– Report: Bait-and-Switch Tactics Found in One-Third of U.S. Shrimp Sales, on foodsafetynews.com: in the only known U.S. study using DNA testing on retail and restaurant shrimp, Oceana confirmed that 30 percent of the 143 products tested from 111 grocery stores and restaurants were misrepresented. It also found that consumers are often provided with little information about the shrimp they purchase, including where and how it was caught or farmed, making it difficult, if not impossible, for them to make informed choices.

WHO – NUTRITION LABELLING

– WHO calls for standardised nutrition labelling, by Caroline Scott-Thomas+, on dairyreporter.com: the World Health Organisation (WHO) has called for a more unified approach to front-of-pack nutrition labelling.

FVO report – India – Contaminants and residues

This report describes the outcome of a Food and Veterinary Office (FVO) audit in India, carried out from 3 to 14 March 2014, as part of the published programme of FVO audits.
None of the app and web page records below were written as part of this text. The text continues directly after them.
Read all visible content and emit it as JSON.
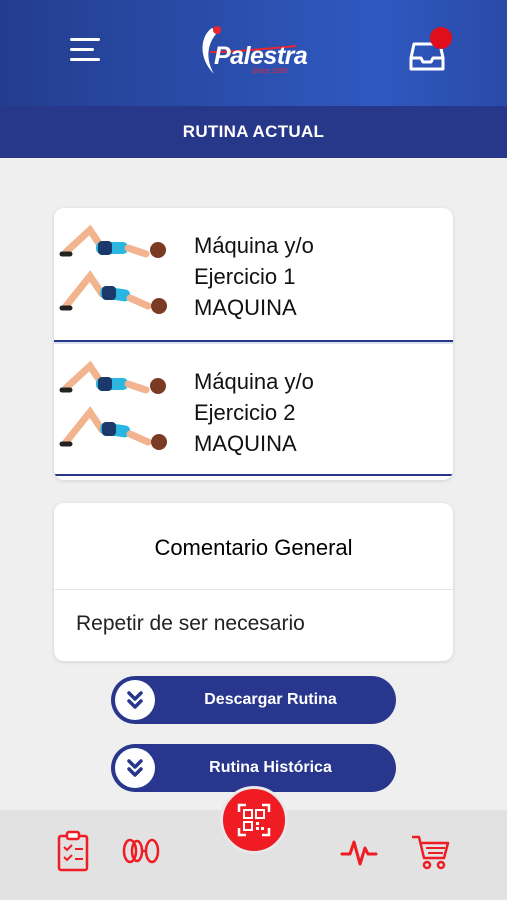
{
  "header": {
    "logo_text": "Palestra",
    "logo_tagline": "Since 1993",
    "menu_icon": "hamburger-menu-icon",
    "inbox_icon": "inbox-icon"
  },
  "subheader": {
    "title": "RUTINA ACTUAL"
  },
  "exercises": [
    {
      "line1": "Máquina y/o",
      "line2": "Ejercicio 1",
      "line3": "MAQUINA",
      "thumb": "glute-bridge-illustration"
    },
    {
      "line1": "Máquina y/o",
      "line2": "Ejercicio 2",
      "line3": "MAQUINA",
      "thumb": "glute-bridge-illustration"
    }
  ],
  "comment": {
    "title": "Comentario General",
    "body": "Repetir de ser necesario"
  },
  "actions": {
    "download_label": "Descargar Rutina",
    "history_label": "Rutina Histórica"
  },
  "bottom_nav": {
    "items": [
      "clipboard-checklist-icon",
      "weights-icon",
      "qr-code-icon",
      "heartbeat-icon",
      "shopping-cart-icon"
    ]
  },
  "colors": {
    "header_blue": "#2f59c0",
    "navy": "#27378a",
    "accent_red": "#ef1c24",
    "background": "#efefef"
  }
}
The objective of the audit was to evaluate the performance of competent authorities and other officially authorised entities in their implementation of official controls concerning residues and contaminants in live animals and animal products, in order to assess whether these controls offer adequate assurance that the products and animals concerned, eligible for export to the European Union (EU) do not contain residues of veterinary medicinal products, pesticides and contaminants at concentrations in excess of EU maximum limits. Since the authorisation, distribution and use of veterinary medicinal products and feed additives have an impact on the monitoring of residues, the national rules governing the control systems in these areas were also part of the audit. In addition, attention was paid to examining the implementation of corrective actions promised in response to recommendations made in the report of the previous FVO residues audit in India (DG(SANCO)/2011/8861 MR-Final) in May 2011.
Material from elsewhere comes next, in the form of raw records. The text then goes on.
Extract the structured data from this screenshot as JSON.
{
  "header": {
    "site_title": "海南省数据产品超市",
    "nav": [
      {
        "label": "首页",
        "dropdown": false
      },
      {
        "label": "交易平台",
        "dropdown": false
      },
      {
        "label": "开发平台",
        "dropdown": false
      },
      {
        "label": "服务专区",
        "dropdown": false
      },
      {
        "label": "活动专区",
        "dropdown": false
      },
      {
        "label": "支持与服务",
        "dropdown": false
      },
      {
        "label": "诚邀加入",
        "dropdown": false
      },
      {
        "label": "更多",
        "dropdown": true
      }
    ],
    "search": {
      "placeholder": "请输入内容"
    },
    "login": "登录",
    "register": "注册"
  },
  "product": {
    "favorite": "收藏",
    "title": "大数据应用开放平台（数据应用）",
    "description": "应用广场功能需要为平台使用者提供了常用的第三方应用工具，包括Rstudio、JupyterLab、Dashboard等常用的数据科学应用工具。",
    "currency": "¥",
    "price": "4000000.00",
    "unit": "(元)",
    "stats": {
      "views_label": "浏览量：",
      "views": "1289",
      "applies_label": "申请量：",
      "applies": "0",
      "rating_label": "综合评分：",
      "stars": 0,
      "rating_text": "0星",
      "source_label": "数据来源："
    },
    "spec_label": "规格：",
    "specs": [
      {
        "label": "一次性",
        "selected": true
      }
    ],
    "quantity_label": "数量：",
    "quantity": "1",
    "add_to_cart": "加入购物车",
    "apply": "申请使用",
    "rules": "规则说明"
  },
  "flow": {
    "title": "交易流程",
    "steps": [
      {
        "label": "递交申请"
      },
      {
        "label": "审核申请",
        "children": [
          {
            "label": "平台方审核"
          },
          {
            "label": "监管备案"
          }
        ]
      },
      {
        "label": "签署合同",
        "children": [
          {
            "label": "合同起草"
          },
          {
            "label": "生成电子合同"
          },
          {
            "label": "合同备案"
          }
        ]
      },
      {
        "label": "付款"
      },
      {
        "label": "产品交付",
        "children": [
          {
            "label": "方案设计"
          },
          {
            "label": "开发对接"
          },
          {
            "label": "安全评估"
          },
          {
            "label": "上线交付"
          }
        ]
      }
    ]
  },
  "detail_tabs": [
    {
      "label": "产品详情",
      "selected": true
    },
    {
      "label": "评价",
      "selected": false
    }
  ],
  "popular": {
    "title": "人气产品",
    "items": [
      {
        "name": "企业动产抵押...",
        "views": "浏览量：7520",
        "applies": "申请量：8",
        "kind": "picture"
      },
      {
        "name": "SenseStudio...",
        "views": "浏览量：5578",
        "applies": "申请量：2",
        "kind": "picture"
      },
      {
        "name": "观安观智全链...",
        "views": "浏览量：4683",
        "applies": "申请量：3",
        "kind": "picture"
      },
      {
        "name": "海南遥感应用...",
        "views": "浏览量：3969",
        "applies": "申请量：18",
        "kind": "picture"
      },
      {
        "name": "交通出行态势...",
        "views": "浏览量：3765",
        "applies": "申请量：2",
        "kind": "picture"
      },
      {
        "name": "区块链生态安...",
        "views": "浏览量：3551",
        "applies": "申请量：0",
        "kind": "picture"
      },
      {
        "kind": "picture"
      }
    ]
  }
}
Overall, it is concluded that guarantees provided by the residue control system for aquaculture products in India are, with some exceptions, broadly equivalent to those foreseen by EU legislation. The residue monitoring plan is implemented in accordance with planned arrangements and in line with EU rules and meets minimum requirements laid down in EU legislation (for testing of aquaculture shrimp but not finfish). However a relatively narrow range of substances is tested for and no account is taken of the range of substances actually used in fish and shrimp production in the country. As such, guarantees on the residues status of aquaculture products rely to a large extent on the additional pre-harvest and pre-export testing programmes in place and these mitigate to a certain extent the long-standing deficiencies in official controls on farms, and in particular, an almost total absence of official controls on the use of veterinary medicinal products. Nevertheless, the relatively narrow range of substances tested for in those additional programmes also weakens the reliability of those guarantees. With regard to the follow-up of non-compliant results, some improvements have been noted relative to 2011 (for example progress made on the registration of farms), nevertheless, it remains the case that follow-up at primary producer level to identify the root cause of the non compliance is ‘delegated’ almost fully to export establishments which is not in line with EU requirements.

Concerning laboratories, improvements in performance have been noted relative to 2011, though certain deficiencies in quality control and ensuring the analytical integrity of samples have the potential to undermine the effectiveness of the residue monitoring plan.

With regard to veterinary medicinal products, the system for authorisation of, and controls on veterinary medicinal products is deficient in many respects compared to the EU system. Improvements have been made relative to 2011 (introduction of labelling legislation) however, the many non-compliances identified by the audit team in this respect and overall poor awareness and enforcement of the legislation collectively weaken the effectiveness of the residue control system.